Assignment:
Each record that comes next should be output exactly; pictures do not belong in the copy.

Items from a dataset

━━━━━━━━━━━━━━━━━━━━━━━━━━━━━━

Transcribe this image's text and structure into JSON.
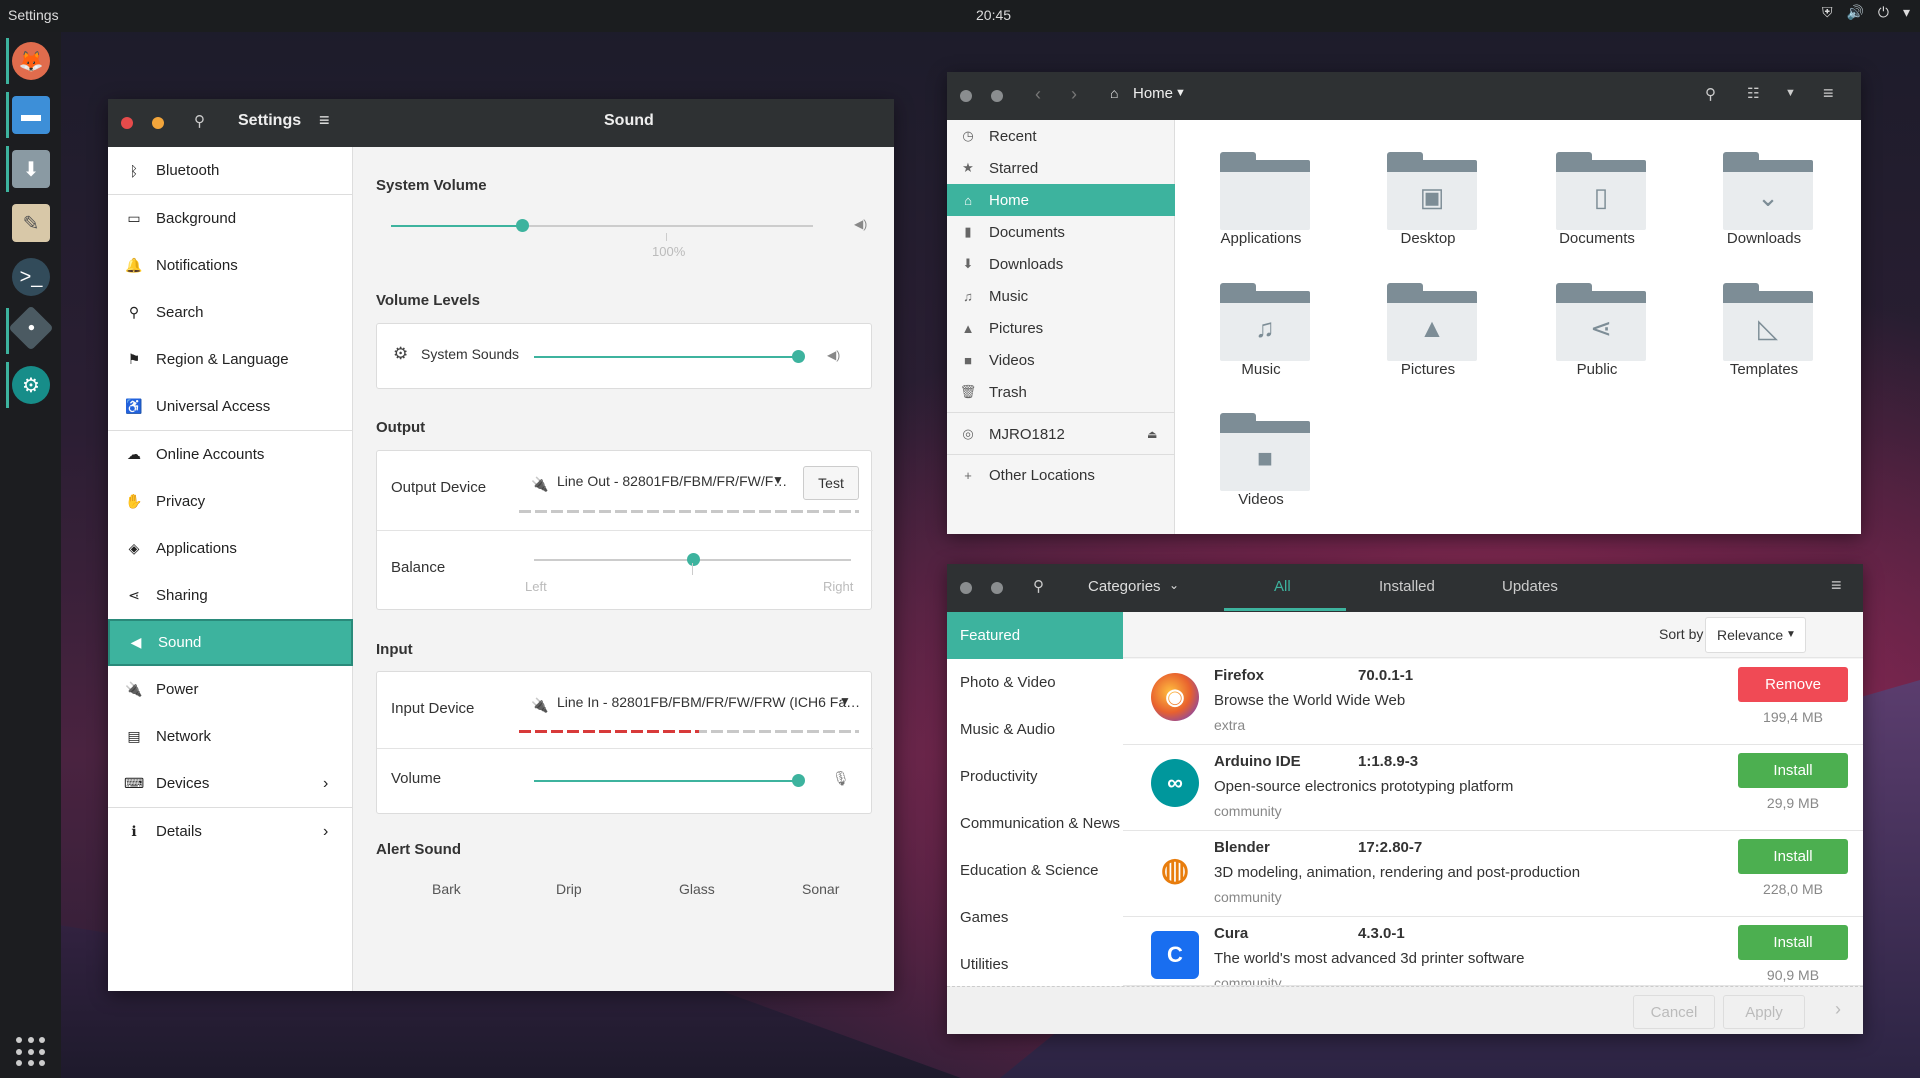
{
  "topbar": {
    "title": "Settings",
    "clock": "20:45"
  },
  "dock": [
    "fox-app",
    "folder",
    "downloads",
    "text-editor",
    "terminal",
    "app",
    "gitkraken"
  ],
  "settings": {
    "sidebar_title": "Settings",
    "page_title": "Sound",
    "sidebar": [
      "Bluetooth",
      "Background",
      "Notifications",
      "Search",
      "Region & Language",
      "Universal Access",
      "Online Accounts",
      "Privacy",
      "Applications",
      "Sharing",
      "Sound",
      "Power",
      "Network",
      "Devices",
      "Details"
    ],
    "system_volume": {
      "heading": "System Volume",
      "value_label": "100%",
      "level": 0.31
    },
    "volume_levels": {
      "heading": "Volume Levels",
      "system_sounds": "System Sounds",
      "level": 1.0
    },
    "output": {
      "heading": "Output",
      "device_label": "Output Device",
      "device_value": "Line Out - 82801FB/FBM/FR/FW/F…",
      "test": "Test",
      "balance_label": "Balance",
      "left": "Left",
      "right": "Right",
      "balance": 0.5
    },
    "input": {
      "heading": "Input",
      "device_label": "Input Device",
      "device_value": "Line In - 82801FB/FBM/FR/FW/FRW (ICH6 Fa…",
      "volume_label": "Volume",
      "volume": 1.0,
      "input_level": 0.53
    },
    "alert": {
      "heading": "Alert Sound",
      "options": [
        "Bark",
        "Drip",
        "Glass",
        "Sonar"
      ]
    }
  },
  "files": {
    "location": "Home",
    "sidebar": [
      "Recent",
      "Starred",
      "Home",
      "Documents",
      "Downloads",
      "Music",
      "Pictures",
      "Videos",
      "Trash"
    ],
    "device": "MJRO1812",
    "other": "Other Locations",
    "folders": [
      "Applications",
      "Desktop",
      "Documents",
      "Downloads",
      "Music",
      "Pictures",
      "Public",
      "Templates",
      "Videos"
    ]
  },
  "software": {
    "categories_label": "Categories",
    "tabs": [
      "All",
      "Installed",
      "Updates"
    ],
    "categories": [
      "Featured",
      "Photo & Video",
      "Music & Audio",
      "Productivity",
      "Communication & News",
      "Education & Science",
      "Games",
      "Utilities"
    ],
    "sort_by": "Sort by",
    "sort_value": "Relevance",
    "apps": [
      {
        "name": "Firefox",
        "version": "70.0.1-1",
        "desc": "Browse the World Wide Web",
        "source": "extra",
        "action": "Remove",
        "size": "199,4 MB"
      },
      {
        "name": "Arduino IDE",
        "version": "1:1.8.9-3",
        "desc": "Open-source electronics prototyping platform",
        "source": "community",
        "action": "Install",
        "size": "29,9 MB"
      },
      {
        "name": "Blender",
        "version": "17:2.80-7",
        "desc": "3D modeling, animation, rendering and post-production",
        "source": "community",
        "action": "Install",
        "size": "228,0 MB"
      },
      {
        "name": "Cura",
        "version": "4.3.0-1",
        "desc": "The world's most advanced 3d printer software",
        "source": "community",
        "action": "Install",
        "size": "90,9 MB"
      }
    ],
    "cancel": "Cancel",
    "apply": "Apply"
  }
}
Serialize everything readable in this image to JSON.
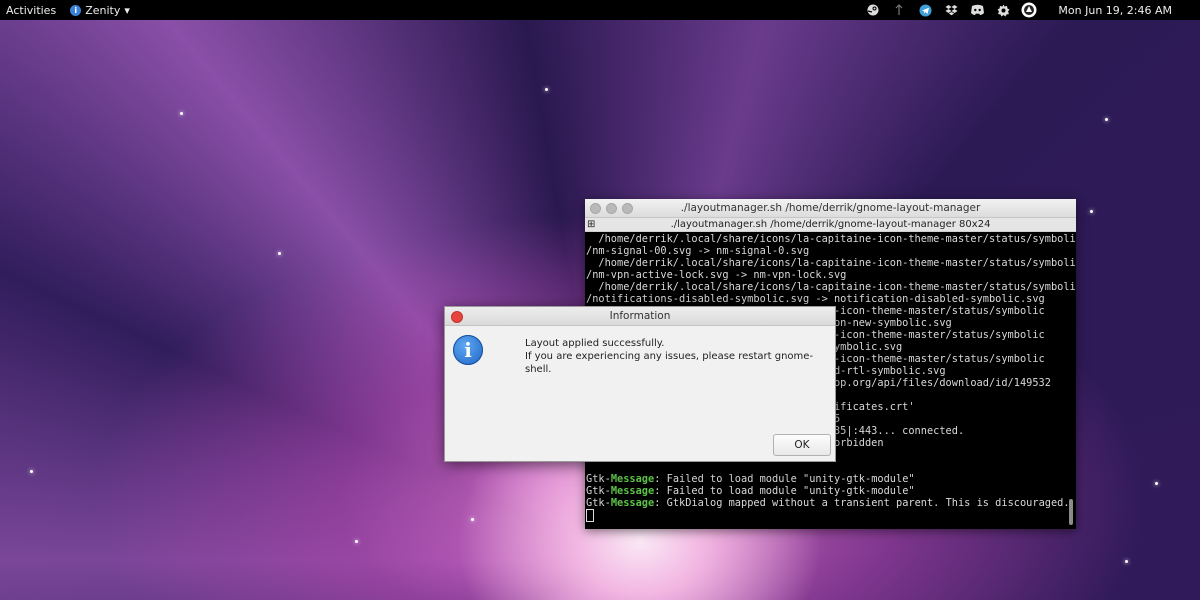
{
  "topbar": {
    "activities": "Activities",
    "app_name": "Zenity",
    "app_menu_arrow": "▾",
    "clock": "Mon Jun 19,  2:46 AM",
    "tray_icons": [
      "steam-icon",
      "network-icon",
      "telegram-icon",
      "dropbox-icon",
      "discord-icon",
      "settings-puzzle-icon",
      "user-avatar-icon"
    ]
  },
  "terminal": {
    "title": "./layoutmanager.sh  /home/derrik/gnome-layout-manager",
    "tab_title": "./layoutmanager.sh  /home/derrik/gnome-layout-manager 80x24",
    "lines": [
      "  /home/derrik/.local/share/icons/la-capitaine-icon-theme-master/status/symbolic",
      "/nm-signal-00.svg -> nm-signal-0.svg",
      "  /home/derrik/.local/share/icons/la-capitaine-icon-theme-master/status/symbolic",
      "/nm-vpn-active-lock.svg -> nm-vpn-lock.svg",
      "  /home/derrik/.local/share/icons/la-capitaine-icon-theme-master/status/symbolic",
      "/notifications-disabled-symbolic.svg -> notification-disabled-symbolic.svg",
      "                                    aine-icon-theme-master/status/symbolic",
      "                                    cation-new-symbolic.svg",
      "                                    aine-icon-theme-master/status/symbolic",
      "                                    on-symbolic.svg",
      "                                    aine-icon-theme-master/status/symbolic",
      "                                    apped-rtl-symbolic.svg",
      "                                    esktop.org/api/files/download/id/149532",
      "",
      "                                    certificates.crt'",
      "                                    4.235",
      "                                    04.235|:443... connected.",
      "                                    03 Forbidden",
      "",
      ""
    ],
    "messages": [
      {
        "prefix": "Gtk-",
        "tag": "Message",
        "text": ": Failed to load module \"unity-gtk-module\""
      },
      {
        "prefix": "Gtk-",
        "tag": "Message",
        "text": ": Failed to load module \"unity-gtk-module\""
      },
      {
        "prefix": "Gtk-",
        "tag": "Message",
        "text": ": GtkDialog mapped without a transient parent. This is discouraged."
      }
    ]
  },
  "dialog": {
    "title": "Information",
    "line1": "Layout applied successfully.",
    "line2": "If you are experiencing any issues, please restart gnome-shell.",
    "ok_label": "OK",
    "icon_glyph": "i"
  }
}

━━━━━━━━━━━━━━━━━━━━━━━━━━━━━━

Exercise answer:
Transcribe this image's text and structure into JSON.
{
  "topbar": {
    "title": "Settings",
    "clock": "20:45"
  },
  "dock": [
    "fox-app",
    "folder",
    "downloads",
    "text-editor",
    "terminal",
    "app",
    "gitkraken"
  ],
  "settings": {
    "sidebar_title": "Settings",
    "page_title": "Sound",
    "sidebar": [
      "Bluetooth",
      "Background",
      "Notifications",
      "Search",
      "Region & Language",
      "Universal Access",
      "Online Accounts",
      "Privacy",
      "Applications",
      "Sharing",
      "Sound",
      "Power",
      "Network",
      "Devices",
      "Details"
    ],
    "system_volume": {
      "heading": "System Volume",
      "value_label": "100%",
      "level": 0.31
    },
    "volume_levels": {
      "heading": "Volume Levels",
      "system_sounds": "System Sounds",
      "level": 1.0
    },
    "output": {
      "heading": "Output",
      "device_label": "Output Device",
      "device_value": "Line Out - 82801FB/FBM/FR/FW/F…",
      "test": "Test",
      "balance_label": "Balance",
      "left": "Left",
      "right": "Right",
      "balance": 0.5
    },
    "input": {
      "heading": "Input",
      "device_label": "Input Device",
      "device_value": "Line In - 82801FB/FBM/FR/FW/FRW (ICH6 Fa…",
      "volume_label": "Volume",
      "volume": 1.0,
      "input_level": 0.53
    },
    "alert": {
      "heading": "Alert Sound",
      "options": [
        "Bark",
        "Drip",
        "Glass",
        "Sonar"
      ]
    }
  },
  "files": {
    "location": "Home",
    "sidebar": [
      "Recent",
      "Starred",
      "Home",
      "Documents",
      "Downloads",
      "Music",
      "Pictures",
      "Videos",
      "Trash"
    ],
    "device": "MJRO1812",
    "other": "Other Locations",
    "folders": [
      "Applications",
      "Desktop",
      "Documents",
      "Downloads",
      "Music",
      "Pictures",
      "Public",
      "Templates",
      "Videos"
    ]
  },
  "software": {
    "categories_label": "Categories",
    "tabs": [
      "All",
      "Installed",
      "Updates"
    ],
    "categories": [
      "Featured",
      "Photo & Video",
      "Music & Audio",
      "Productivity",
      "Communication & News",
      "Education & Science",
      "Games",
      "Utilities"
    ],
    "sort_by": "Sort by",
    "sort_value": "Relevance",
    "apps": [
      {
        "name": "Firefox",
        "version": "70.0.1-1",
        "desc": "Browse the World Wide Web",
        "source": "extra",
        "action": "Remove",
        "size": "199,4 MB"
      },
      {
        "name": "Arduino IDE",
        "version": "1:1.8.9-3",
        "desc": "Open-source electronics prototyping platform",
        "source": "community",
        "action": "Install",
        "size": "29,9 MB"
      },
      {
        "name": "Blender",
        "version": "17:2.80-7",
        "desc": "3D modeling, animation, rendering and post-production",
        "source": "community",
        "action": "Install",
        "size": "228,0 MB"
      },
      {
        "name": "Cura",
        "version": "4.3.0-1",
        "desc": "The world's most advanced 3d printer software",
        "source": "community",
        "action": "Install",
        "size": "90,9 MB"
      }
    ],
    "cancel": "Cancel",
    "apply": "Apply"
  }
}
Serialize everything readable in this image to JSON.
{
  "topbar": {
    "activities": "Activities",
    "app_name": "Zenity",
    "app_menu_arrow": "▾",
    "clock": "Mon Jun 19,  2:46 AM",
    "tray_icons": [
      "steam-icon",
      "network-icon",
      "telegram-icon",
      "dropbox-icon",
      "discord-icon",
      "settings-puzzle-icon",
      "user-avatar-icon"
    ]
  },
  "terminal": {
    "title": "./layoutmanager.sh  /home/derrik/gnome-layout-manager",
    "tab_title": "./layoutmanager.sh  /home/derrik/gnome-layout-manager 80x24",
    "lines": [
      "  /home/derrik/.local/share/icons/la-capitaine-icon-theme-master/status/symbolic",
      "/nm-signal-00.svg -> nm-signal-0.svg",
      "  /home/derrik/.local/share/icons/la-capitaine-icon-theme-master/status/symbolic",
      "/nm-vpn-active-lock.svg -> nm-vpn-lock.svg",
      "  /home/derrik/.local/share/icons/la-capitaine-icon-theme-master/status/symbolic",
      "/notifications-disabled-symbolic.svg -> notification-disabled-symbolic.svg",
      "                                    aine-icon-theme-master/status/symbolic",
      "                                    cation-new-symbolic.svg",
      "                                    aine-icon-theme-master/status/symbolic",
      "                                    on-symbolic.svg",
      "                                    aine-icon-theme-master/status/symbolic",
      "                                    apped-rtl-symbolic.svg",
      "                                    esktop.org/api/files/download/id/149532",
      "",
      "                                    certificates.crt'",
      "                                    4.235",
      "                                    04.235|:443... connected.",
      "                                    03 Forbidden",
      "",
      ""
    ],
    "messages": [
      {
        "prefix": "Gtk-",
        "tag": "Message",
        "text": ": Failed to load module \"unity-gtk-module\""
      },
      {
        "prefix": "Gtk-",
        "tag": "Message",
        "text": ": Failed to load module \"unity-gtk-module\""
      },
      {
        "prefix": "Gtk-",
        "tag": "Message",
        "text": ": GtkDialog mapped without a transient parent. This is discouraged."
      }
    ]
  },
  "dialog": {
    "title": "Information",
    "line1": "Layout applied successfully.",
    "line2": "If you are experiencing any issues, please restart gnome-shell.",
    "ok_label": "OK",
    "icon_glyph": "i"
  }
}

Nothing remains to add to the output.